Polk County has four private, not-for-profit secondary schools: Florida Southern College and Southeastern University in Lakeland, Warner University in Lake Wales and Webber International University in Babson Park. All four are part of the Independent Colleges and Universities of Florida (ICUF), a loose association of 31 institutions.
Bob Boyd, general counsel for ICUF, said the organization has reviewed the ruling of the federal court and determined it doesn't affect private colleges and universities. Boyd said the association allows the institutions to set their own campus rules.
“The court ruling in our opinion has only to do with public universities and so would not apply to private colleges,” Boyd said. “We think it was a narrowly drawn ruling that only applied to public universities.”
Boyd said he interpreted the 2008 law as exempting private colleges from the entities required to allow employees and guests to have guns in locked cars.
Florida Southern College does not allow guns on its campus. Asked about its policy, the school issued this statement:
“Florida Southern College prohibits the possession of firearms on its campus. While we believe this fulfills our obligation to protect our students and employees, we are reviewing this policy in light of recent legislation and court cases. We are aware of the statute allowing citizens to keep lawfully owned firearms securely locked in their vehicles and do not interfere with our faculty, staff or students engaging in lawful behavior.”
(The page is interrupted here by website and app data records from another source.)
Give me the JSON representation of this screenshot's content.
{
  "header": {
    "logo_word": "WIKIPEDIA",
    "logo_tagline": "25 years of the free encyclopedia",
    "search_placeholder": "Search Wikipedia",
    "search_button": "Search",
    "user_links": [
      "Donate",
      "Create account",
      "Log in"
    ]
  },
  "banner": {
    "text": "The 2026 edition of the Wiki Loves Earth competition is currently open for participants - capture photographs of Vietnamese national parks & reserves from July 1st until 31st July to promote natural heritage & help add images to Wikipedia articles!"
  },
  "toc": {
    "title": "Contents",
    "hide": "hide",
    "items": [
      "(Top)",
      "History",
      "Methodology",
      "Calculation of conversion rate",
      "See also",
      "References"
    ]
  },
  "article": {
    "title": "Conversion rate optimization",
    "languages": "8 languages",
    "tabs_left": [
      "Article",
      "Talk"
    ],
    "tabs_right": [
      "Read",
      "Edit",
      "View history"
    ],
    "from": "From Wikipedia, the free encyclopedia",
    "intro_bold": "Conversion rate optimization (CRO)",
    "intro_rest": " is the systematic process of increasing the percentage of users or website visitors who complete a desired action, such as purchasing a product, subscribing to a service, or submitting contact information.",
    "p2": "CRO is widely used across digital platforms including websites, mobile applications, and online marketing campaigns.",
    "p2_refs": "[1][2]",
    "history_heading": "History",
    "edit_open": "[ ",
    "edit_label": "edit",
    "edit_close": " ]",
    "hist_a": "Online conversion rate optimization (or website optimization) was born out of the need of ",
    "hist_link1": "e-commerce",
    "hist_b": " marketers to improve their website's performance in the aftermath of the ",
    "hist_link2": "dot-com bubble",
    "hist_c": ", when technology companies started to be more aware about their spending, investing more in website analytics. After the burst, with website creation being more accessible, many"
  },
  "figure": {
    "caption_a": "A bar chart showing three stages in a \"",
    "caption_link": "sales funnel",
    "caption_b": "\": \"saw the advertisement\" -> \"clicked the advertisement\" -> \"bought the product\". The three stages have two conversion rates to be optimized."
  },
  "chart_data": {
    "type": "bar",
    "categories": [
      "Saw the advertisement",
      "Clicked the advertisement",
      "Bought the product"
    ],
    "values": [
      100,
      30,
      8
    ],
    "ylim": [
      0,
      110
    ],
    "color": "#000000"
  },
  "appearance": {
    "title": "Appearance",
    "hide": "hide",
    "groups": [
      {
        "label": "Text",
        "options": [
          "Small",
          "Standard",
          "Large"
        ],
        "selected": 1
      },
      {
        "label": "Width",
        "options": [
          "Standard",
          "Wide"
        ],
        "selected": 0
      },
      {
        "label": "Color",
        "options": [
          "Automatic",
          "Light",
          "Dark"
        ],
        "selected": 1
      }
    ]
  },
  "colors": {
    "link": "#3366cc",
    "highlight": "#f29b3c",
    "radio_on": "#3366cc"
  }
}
A spokesman said FSC's campus security guards do not carry guns.
Southeastern University addresses weapons in its student handbook, spokeswoman Dana Davis said. The handbook states that “firearms, explosive, other weapons and dangerous chemicals are not permitted on university premises.”
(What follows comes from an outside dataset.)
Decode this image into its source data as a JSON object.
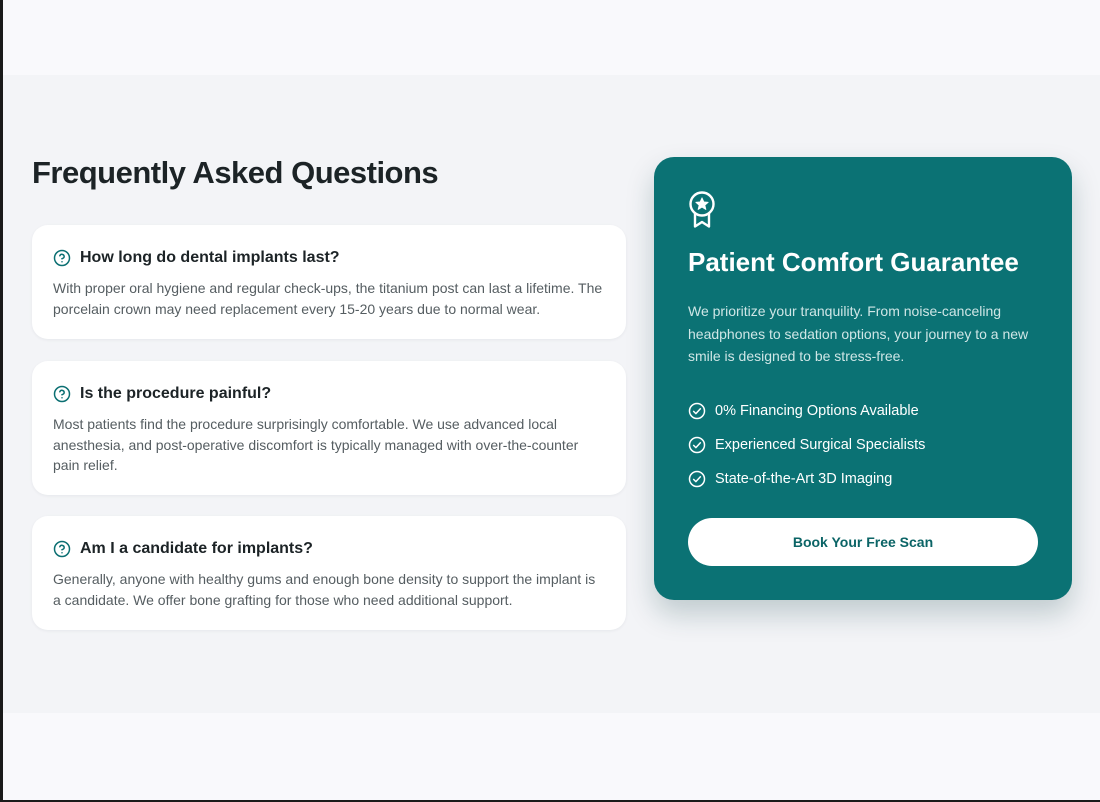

Davis said security personnel hired by SEU are not armed.
Webber International University President Keith Wade said his school prohibits all weapons on campus.
Warner University did not respond to a request for comment from The Ledger.
Polk State College, which has campuses in Winter Haven, Lakeland, Bartow and Lake Wales, addresses weapons in its Board of Trustees rules. The guidelines forbid “illegal or unauthorized use, possession, or storage of any weapon including firearms, explosives, other weapons, or dangerous chemicals on college premises or at college-sponsored activities.”
Polk State spokeswoman Rachel Pleasant said that rule is based on the 2008 statute.
“The college is monitoring the UNF ruling and will address any issues as they arise,” Pleasant said.
Polk State belongs to the Division of Florida Colleges, which is overseen by the Florida Department of Education. A spokeswoman said the department hasn't taken a legal position on the issue and defers to the interpretations of the member schools.
The University of South Florida has offered classes in Lakeland for decades at a campus owned and operated by Polk State College, which also holds classes there. The December court ruling prompted USF to announce a new policy of allowing guns in vehicles, but that applies only to USF system property, spokesman Adam Freeman said, and not the Lakeland campus.
USF is in the process of a “teach-out” and is scheduled to vacate the Lakeland campus after summer 2015.
For-profit colleges and universities are not allowed to prevent employees and visitors from keeping guns in their cars on those properties, said the leader of the organization that oversees 225 such institutions in Florida. Curtis Austin, executive director of the Florida Association of Post-Secondary Schools and Colleges, said the December ruling, therefore, will not prompt any changes for those schools.
Members in Polk County include Everest University and Florida Technical College, both in Lakeland. The organization also represents not-for-profit schools that are headquartered outside Florida but have campuses in the state, Austin said.
Austin said he expects the issue to be discussed when members hold a conference in February.